╭─ ENTRIES PROVIDED

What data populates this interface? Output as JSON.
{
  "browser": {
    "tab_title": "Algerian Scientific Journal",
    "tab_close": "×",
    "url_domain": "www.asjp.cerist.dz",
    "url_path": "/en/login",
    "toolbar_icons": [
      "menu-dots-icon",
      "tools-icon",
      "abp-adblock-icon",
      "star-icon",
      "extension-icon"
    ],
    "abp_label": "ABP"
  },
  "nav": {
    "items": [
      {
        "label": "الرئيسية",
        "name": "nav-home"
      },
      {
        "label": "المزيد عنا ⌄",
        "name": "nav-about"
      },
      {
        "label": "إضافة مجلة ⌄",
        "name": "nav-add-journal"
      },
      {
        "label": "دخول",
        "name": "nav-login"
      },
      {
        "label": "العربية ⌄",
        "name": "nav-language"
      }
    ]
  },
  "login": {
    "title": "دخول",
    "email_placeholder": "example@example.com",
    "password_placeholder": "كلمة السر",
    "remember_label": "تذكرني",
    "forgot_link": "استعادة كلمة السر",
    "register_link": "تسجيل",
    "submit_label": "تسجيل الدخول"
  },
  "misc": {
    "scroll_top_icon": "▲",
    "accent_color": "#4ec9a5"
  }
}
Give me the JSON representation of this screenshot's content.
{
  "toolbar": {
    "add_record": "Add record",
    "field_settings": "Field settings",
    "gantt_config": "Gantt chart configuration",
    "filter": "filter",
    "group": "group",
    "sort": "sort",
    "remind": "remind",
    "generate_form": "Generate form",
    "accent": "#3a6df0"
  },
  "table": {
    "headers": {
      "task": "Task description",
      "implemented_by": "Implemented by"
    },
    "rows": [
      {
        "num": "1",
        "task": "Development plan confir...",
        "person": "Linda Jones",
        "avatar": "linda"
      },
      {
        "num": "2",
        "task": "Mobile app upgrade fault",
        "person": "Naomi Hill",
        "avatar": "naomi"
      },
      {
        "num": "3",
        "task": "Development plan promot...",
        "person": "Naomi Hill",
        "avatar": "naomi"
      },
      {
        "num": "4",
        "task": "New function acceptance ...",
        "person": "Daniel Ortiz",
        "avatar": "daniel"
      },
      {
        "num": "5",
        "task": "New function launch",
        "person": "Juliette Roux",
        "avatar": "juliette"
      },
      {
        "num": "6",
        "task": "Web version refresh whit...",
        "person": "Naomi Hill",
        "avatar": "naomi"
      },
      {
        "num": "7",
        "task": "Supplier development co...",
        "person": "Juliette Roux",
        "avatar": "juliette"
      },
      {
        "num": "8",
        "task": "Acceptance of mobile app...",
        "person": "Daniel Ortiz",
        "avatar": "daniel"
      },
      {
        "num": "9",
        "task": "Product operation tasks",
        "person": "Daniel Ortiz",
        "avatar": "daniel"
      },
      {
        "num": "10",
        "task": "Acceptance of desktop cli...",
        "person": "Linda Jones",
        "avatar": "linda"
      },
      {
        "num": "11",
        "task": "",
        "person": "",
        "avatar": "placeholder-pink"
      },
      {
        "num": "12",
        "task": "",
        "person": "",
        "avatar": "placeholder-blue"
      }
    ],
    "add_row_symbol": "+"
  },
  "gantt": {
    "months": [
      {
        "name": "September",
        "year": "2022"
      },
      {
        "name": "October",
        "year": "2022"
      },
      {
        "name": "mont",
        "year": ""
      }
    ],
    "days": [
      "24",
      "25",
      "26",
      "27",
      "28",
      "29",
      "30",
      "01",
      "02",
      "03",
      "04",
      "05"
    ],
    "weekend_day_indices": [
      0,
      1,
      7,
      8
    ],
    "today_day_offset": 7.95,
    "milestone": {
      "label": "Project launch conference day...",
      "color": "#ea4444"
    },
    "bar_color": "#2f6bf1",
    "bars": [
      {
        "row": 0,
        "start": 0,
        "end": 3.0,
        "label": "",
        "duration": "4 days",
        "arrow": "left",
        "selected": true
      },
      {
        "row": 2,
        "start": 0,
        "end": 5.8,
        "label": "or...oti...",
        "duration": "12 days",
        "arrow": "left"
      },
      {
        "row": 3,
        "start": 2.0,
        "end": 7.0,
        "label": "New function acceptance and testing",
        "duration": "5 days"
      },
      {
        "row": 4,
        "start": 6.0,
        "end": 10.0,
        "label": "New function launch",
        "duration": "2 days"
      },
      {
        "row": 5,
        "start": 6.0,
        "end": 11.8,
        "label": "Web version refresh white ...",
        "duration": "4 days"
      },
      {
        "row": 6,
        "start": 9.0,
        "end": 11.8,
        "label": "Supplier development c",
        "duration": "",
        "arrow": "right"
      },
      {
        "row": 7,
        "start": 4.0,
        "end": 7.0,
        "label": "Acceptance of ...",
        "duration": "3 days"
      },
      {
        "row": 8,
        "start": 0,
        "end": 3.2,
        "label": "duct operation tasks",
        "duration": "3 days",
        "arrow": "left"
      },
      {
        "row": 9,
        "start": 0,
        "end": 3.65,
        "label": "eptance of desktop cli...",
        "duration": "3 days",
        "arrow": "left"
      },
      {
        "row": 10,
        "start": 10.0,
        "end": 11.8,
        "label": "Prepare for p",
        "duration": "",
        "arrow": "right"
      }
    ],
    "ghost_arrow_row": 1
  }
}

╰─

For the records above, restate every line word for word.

§ **RESPONSE**
What data populates this interface? Output as JSON.
{
  "browser": {
    "tab_title": "Algerian Scientific Journal",
    "tab_close": "×",
    "url_domain": "www.asjp.cerist.dz",
    "url_path": "/en/login",
    "toolbar_icons": [
      "menu-dots-icon",
      "tools-icon",
      "abp-adblock-icon",
      "star-icon",
      "extension-icon"
    ],
    "abp_label": "ABP"
  },
  "nav": {
    "items": [
      {
        "label": "الرئيسية",
        "name": "nav-home"
      },
      {
        "label": "المزيد عنا ⌄",
        "name": "nav-about"
      },
      {
        "label": "إضافة مجلة ⌄",
        "name": "nav-add-journal"
      },
      {
        "label": "دخول",
        "name": "nav-login"
      },
      {
        "label": "العربية ⌄",
        "name": "nav-language"
      }
    ]
  },
  "login": {
    "title": "دخول",
    "email_placeholder": "example@example.com",
    "password_placeholder": "كلمة السر",
    "remember_label": "تذكرني",
    "forgot_link": "استعادة كلمة السر",
    "register_link": "تسجيل",
    "submit_label": "تسجيل الدخول"
  },
  "misc": {
    "scroll_top_icon": "▲",
    "accent_color": "#4ec9a5"
  }
}
Give me the JSON representation of this screenshot's content.
{
  "toolbar": {
    "add_record": "Add record",
    "field_settings": "Field settings",
    "gantt_config": "Gantt chart configuration",
    "filter": "filter",
    "group": "group",
    "sort": "sort",
    "remind": "remind",
    "generate_form": "Generate form",
    "accent": "#3a6df0"
  },
  "table": {
    "headers": {
      "task": "Task description",
      "implemented_by": "Implemented by"
    },
    "rows": [
      {
        "num": "1",
        "task": "Development plan confir...",
        "person": "Linda Jones",
        "avatar": "linda"
      },
      {
        "num": "2",
        "task": "Mobile app upgrade fault",
        "person": "Naomi Hill",
        "avatar": "naomi"
      },
      {
        "num": "3",
        "task": "Development plan promot...",
        "person": "Naomi Hill",
        "avatar": "naomi"
      },
      {
        "num": "4",
        "task": "New function acceptance ...",
        "person": "Daniel Ortiz",
        "avatar": "daniel"
      },
      {
        "num": "5",
        "task": "New function launch",
        "person": "Juliette Roux",
        "avatar": "juliette"
      },
      {
        "num": "6",
        "task": "Web version refresh whit...",
        "person": "Naomi Hill",
        "avatar": "naomi"
      },
      {
        "num": "7",
        "task": "Supplier development co...",
        "person": "Juliette Roux",
        "avatar": "juliette"
      },
      {
        "num": "8",
        "task": "Acceptance of mobile app...",
        "person": "Daniel Ortiz",
        "avatar": "daniel"
      },
      {
        "num": "9",
        "task": "Product operation tasks",
        "person": "Daniel Ortiz",
        "avatar": "daniel"
      },
      {
        "num": "10",
        "task": "Acceptance of desktop cli...",
        "person": "Linda Jones",
        "avatar": "linda"
      },
      {
        "num": "11",
        "task": "",
        "person": "",
        "avatar": "placeholder-pink"
      },
      {
        "num": "12",
        "task": "",
        "person": "",
        "avatar": "placeholder-blue"
      }
    ],
    "add_row_symbol": "+"
  },
  "gantt": {
    "months": [
      {
        "name": "September",
        "year": "2022"
      },
      {
        "name": "October",
        "year": "2022"
      },
      {
        "name": "mont",
        "year": ""
      }
    ],
    "days": [
      "24",
      "25",
      "26",
      "27",
      "28",
      "29",
      "30",
      "01",
      "02",
      "03",
      "04",
      "05"
    ],
    "weekend_day_indices": [
      0,
      1,
      7,
      8
    ],
    "today_day_offset": 7.95,
    "milestone": {
      "label": "Project launch conference day...",
      "color": "#ea4444"
    },
    "bar_color": "#2f6bf1",
    "bars": [
      {
        "row": 0,
        "start": 0,
        "end": 3.0,
        "label": "",
        "duration": "4 days",
        "arrow": "left",
        "selected": true
      },
      {
        "row": 2,
        "start": 0,
        "end": 5.8,
        "label": "or...oti...",
        "duration": "12 days",
        "arrow": "left"
      },
      {
        "row": 3,
        "start": 2.0,
        "end": 7.0,
        "label": "New function acceptance and testing",
        "duration": "5 days"
      },
      {
        "row": 4,
        "start": 6.0,
        "end": 10.0,
        "label": "New function launch",
        "duration": "2 days"
      },
      {
        "row": 5,
        "start": 6.0,
        "end": 11.8,
        "label": "Web version refresh white ...",
        "duration": "4 days"
      },
      {
        "row": 6,
        "start": 9.0,
        "end": 11.8,
        "label": "Supplier development c",
        "duration": "",
        "arrow": "right"
      },
      {
        "row": 7,
        "start": 4.0,
        "end": 7.0,
        "label": "Acceptance of ...",
        "duration": "3 days"
      },
      {
        "row": 8,
        "start": 0,
        "end": 3.2,
        "label": "duct operation tasks",
        "duration": "3 days",
        "arrow": "left"
      },
      {
        "row": 9,
        "start": 0,
        "end": 3.65,
        "label": "eptance of desktop cli...",
        "duration": "3 days",
        "arrow": "left"
      },
      {
        "row": 10,
        "start": 10.0,
        "end": 11.8,
        "label": "Prepare for p",
        "duration": "",
        "arrow": "right"
      }
    ],
    "ghost_arrow_row": 1
  }
}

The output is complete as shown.